People and Animals after 1492

Marcy Norton

ISBN 9780674737525

Publication date: 01/09/2024

A dramatic new interpretation of the encounter between Europe and the Americas that reveals the crucial role of animals in the shaping of the modern world.

When the men and women of the island of Guanahani first made contact with Christopher Columbus and his crew on October 12, 1492, the cultural differences between the two groups were vaster than the oceans that had separated them. There is perhaps no better demonstration than the divide in their respective ways of relating to animals. In The Tame and the Wild, Marcy Norton tells a new history of the colonization of the Americas, one that places wildlife and livestock at the center of the story. She reveals that the encounters between European and Native American beliefs about animal life transformed societies on both sides of the Atlantic.

Europeans’ strategies and motives for conquest were inseparable from the horses that carried them in military campaigns and the dogs they deployed to terrorize Native peoples. Even more crucial were the sheep, cattle, pigs, and chickens whose flesh became food and whose skins became valuable commodities.
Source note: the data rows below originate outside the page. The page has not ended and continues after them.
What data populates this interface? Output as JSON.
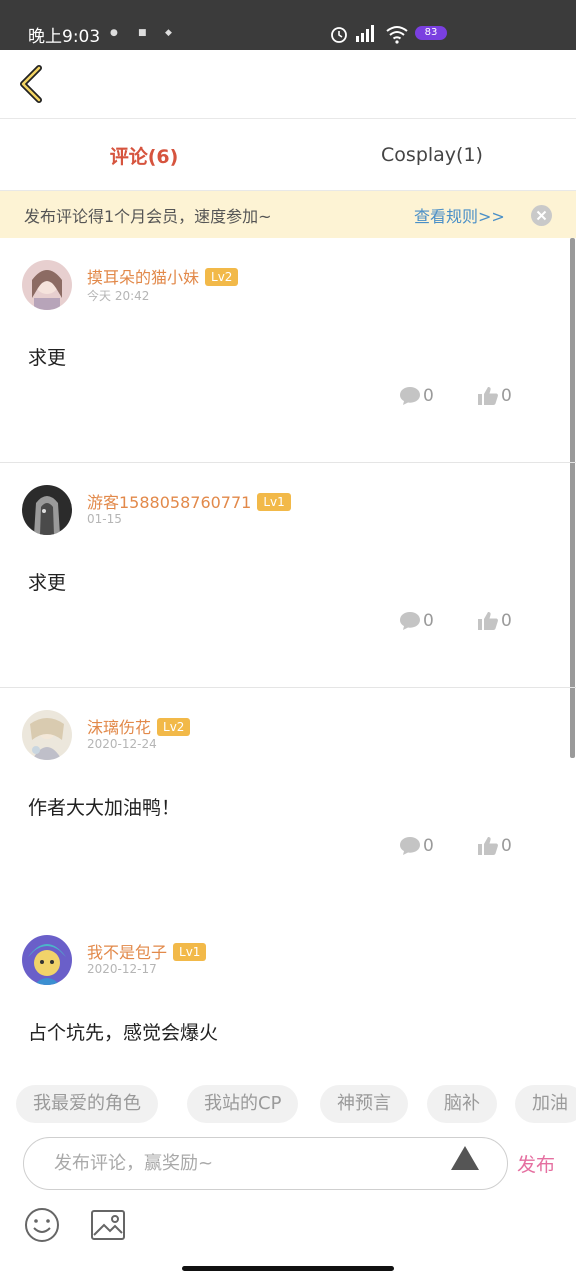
{
  "status_bar": {
    "time": "晚上9:03",
    "battery": "83"
  },
  "tabs": [
    {
      "label": "评论(6)"
    },
    {
      "label": "Cosplay(1)"
    }
  ],
  "banner": {
    "text": "发布评论得1个月会员，速度参加~",
    "link": "查看规则>>"
  },
  "comments": [
    {
      "user": "摸耳朵的猫小妹",
      "level": "Lv2",
      "time": "今天 20:42",
      "content": "求更",
      "replies": "0",
      "likes": "0"
    },
    {
      "user": "游客1588058760771",
      "level": "Lv1",
      "time": "01-15",
      "content": "求更",
      "replies": "0",
      "likes": "0"
    },
    {
      "user": "沫璃伤花",
      "level": "Lv2",
      "time": "2020-12-24",
      "content": "作者大大加油鸭！",
      "replies": "0",
      "likes": "0"
    },
    {
      "user": "我不是包子",
      "level": "Lv1",
      "time": "2020-12-17",
      "content": "占个坑先，感觉会爆火",
      "replies": "",
      "likes": ""
    }
  ],
  "chips": [
    "我最爱的角色",
    "我站的CP",
    "神预言",
    "脑补",
    "加油"
  ],
  "composer": {
    "placeholder": "发布评论，赢奖励~",
    "publish": "发布"
  },
  "colors": {
    "accent_red": "#d6543e",
    "username": "#e2894a",
    "level_badge": "#f2b949",
    "link": "#4a8fc7",
    "publish": "#e56fa0",
    "banner_bg": "#fdf3d4"
  }
}
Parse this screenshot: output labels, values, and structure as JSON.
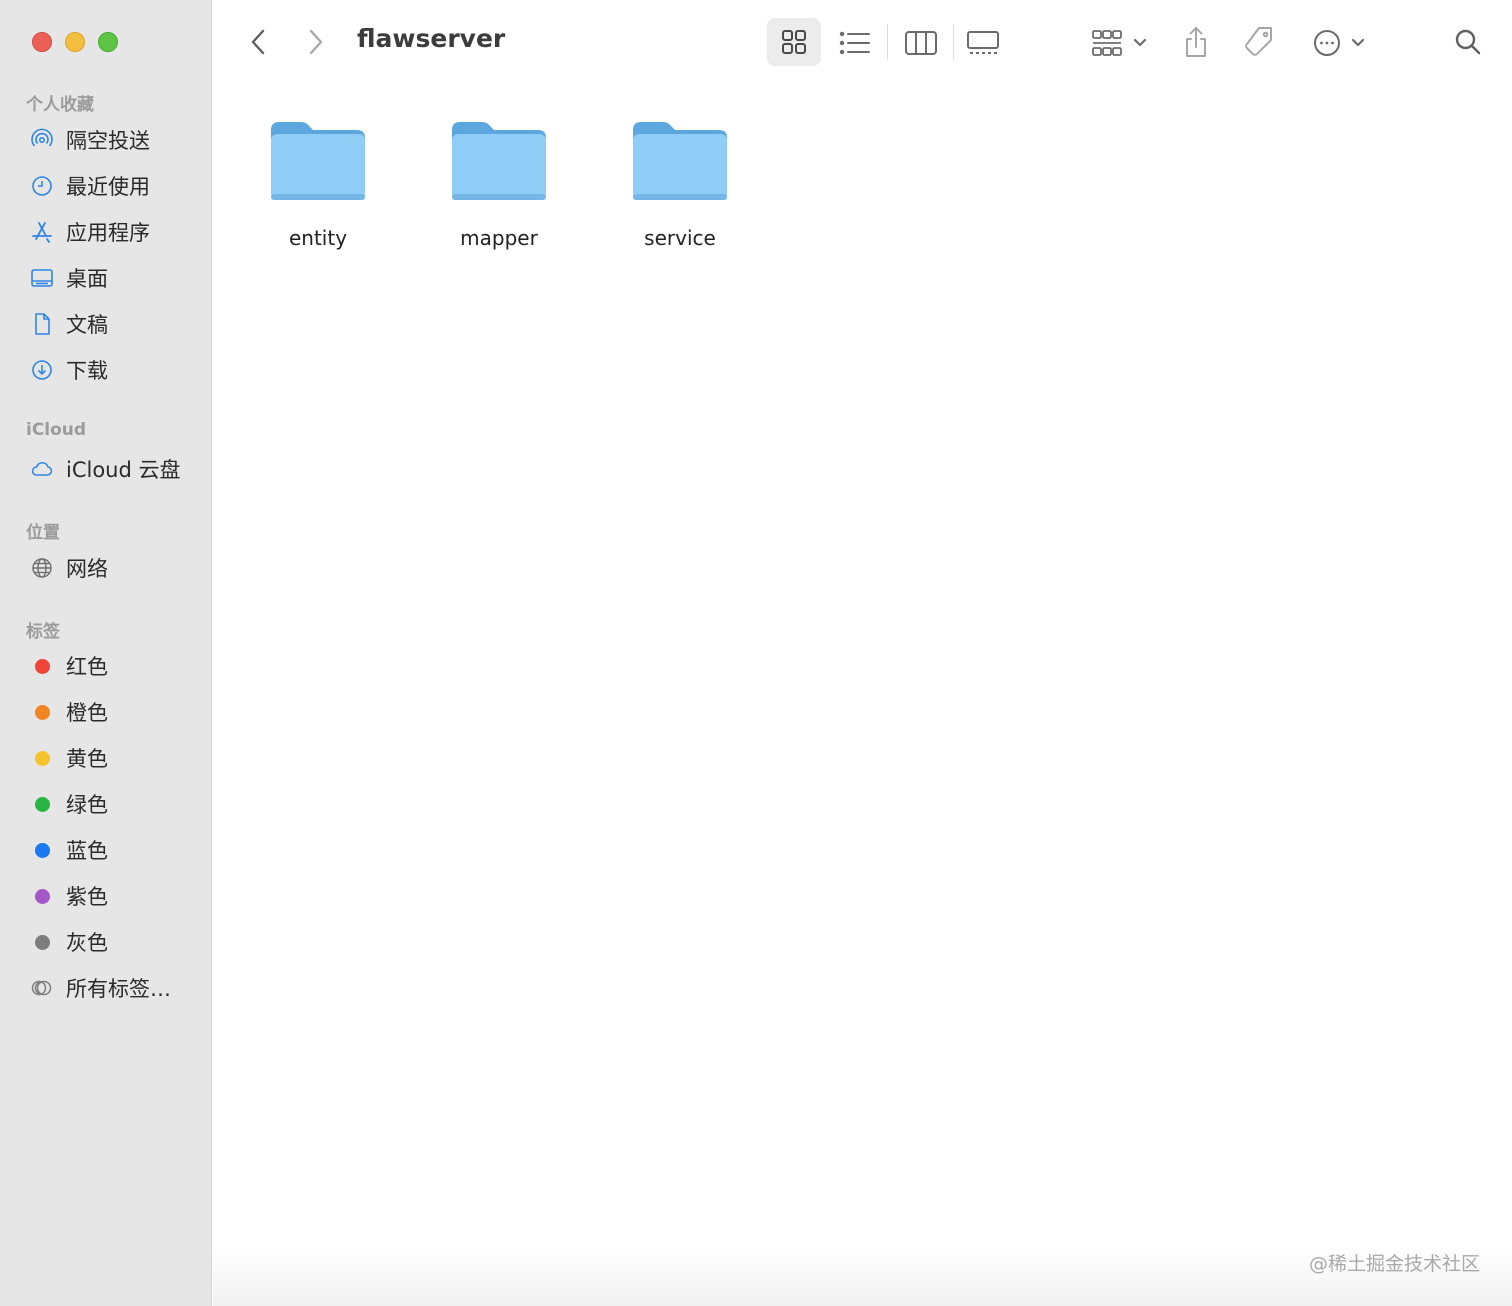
{
  "window": {
    "title": "flawserver"
  },
  "sidebar": {
    "sections": {
      "favorites": "个人收藏",
      "icloud": "iCloud",
      "locations": "位置",
      "tags": "标签"
    },
    "favorites": [
      {
        "label": "隔空投送",
        "icon": "airdrop-icon"
      },
      {
        "label": "最近使用",
        "icon": "clock-icon"
      },
      {
        "label": "应用程序",
        "icon": "applications-icon"
      },
      {
        "label": "桌面",
        "icon": "desktop-icon"
      },
      {
        "label": "文稿",
        "icon": "document-icon"
      },
      {
        "label": "下载",
        "icon": "download-icon"
      }
    ],
    "icloud": [
      {
        "label": "iCloud 云盘",
        "icon": "cloud-icon"
      }
    ],
    "locations": [
      {
        "label": "网络",
        "icon": "network-icon"
      }
    ],
    "tags": [
      {
        "label": "红色",
        "color": "#f0443a"
      },
      {
        "label": "橙色",
        "color": "#f08522"
      },
      {
        "label": "黄色",
        "color": "#f4c32a"
      },
      {
        "label": "绿色",
        "color": "#29b644"
      },
      {
        "label": "蓝色",
        "color": "#1a78f0"
      },
      {
        "label": "紫色",
        "color": "#a457c9"
      },
      {
        "label": "灰色",
        "color": "#7d7d7d"
      },
      {
        "label": "所有标签…",
        "icon": "all-tags-icon"
      }
    ]
  },
  "content": {
    "items": [
      {
        "name": "entity",
        "kind": "folder"
      },
      {
        "name": "mapper",
        "kind": "folder"
      },
      {
        "name": "service",
        "kind": "folder"
      }
    ]
  },
  "watermark": "@稀土掘金技术社区",
  "colors": {
    "folder_body": "#8fcdf7",
    "folder_tab": "#5ca7e0",
    "sidebar_bg": "#e6e6e6",
    "accent": "#2f86e6"
  }
}
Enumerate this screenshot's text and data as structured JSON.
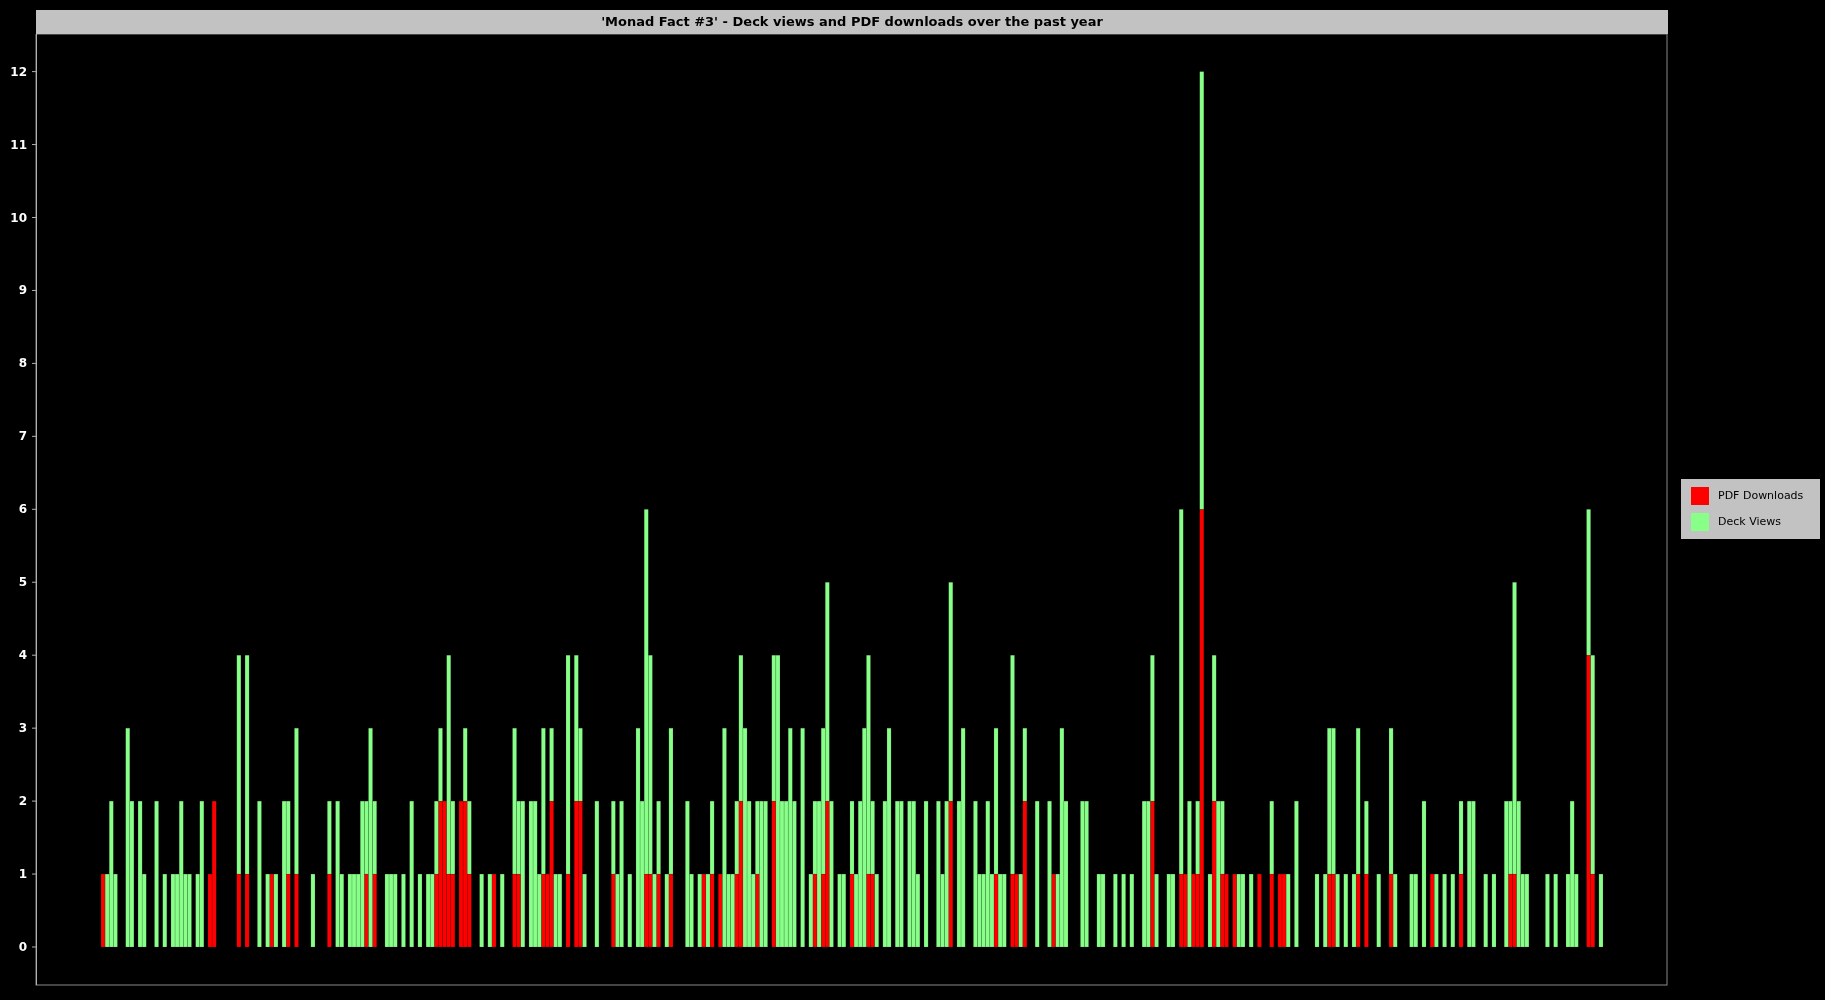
{
  "chart": {
    "title": "'Monad Fact #3' - Deck views and PDF downloads over the past year",
    "y_axis": {
      "ticks": [
        "12",
        "11",
        "10",
        "9",
        "8",
        "7",
        "6",
        "5",
        "4",
        "3",
        "2",
        "1",
        "0"
      ]
    },
    "legend": [
      {
        "label": "PDF Downloads",
        "color": "#ff0000"
      },
      {
        "label": "Deck Views",
        "color": "#88ff88"
      }
    ]
  }
}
Yet as central as the domestication of animals was to European plans in the Americas, Native peoples’ own practices around animals proved just as crucial in shaping the world after 1492. Cultures throughout the Caribbean, Amazonia, and Mexico were deeply invested in familiarization: the practice of capturing wild animals—not only parrots and monkeys but even tapir, deer, and manatee—and turning some of them into “companion species.” These taming practices not only influenced the way Indigenous people responded to human and nonhuman intruders but also transformed European culture itself, paving the way for both zoological science and the modern pet.


  • The Tame and the Wild reads like a revelation. Norton’s groundbreaking work compellingly shows how the history of nonhuman animals in the Atlantic world, and their transformation from beings to things, is intrinsically entangled with the history of the early-modern European extractivist and genocidal colonial project in the Americas. At the same time, it luminously recovers and foregrounds early-modern American Indigenous ways of being in the world and knowing it that emphasize the shared nature of human and nonhuman flesh and subjectivity. Her book shows us new ways for writing both our histories and those of our ‘fellow creatures.’

    —Pablo F. Gómez, author of The Experiential Caribbean: Creating Knowledge and Healing in the Early Modern Atlantic


  • Marcy Norton is Associate Professor of History at the University of Pennsylvania and the author of the award-winning Sacred Gifts, Profane Pleasures: A History of Tobacco and Chocolate in the Atlantic World. Her research has been supported by fellowships from the Guggenheim Foundation, the Library of Congress, and the Huntington Library.

Book Details

  • 448 pages
  • 6-1/8 x 9-1/4 inches
  • Harvard University Press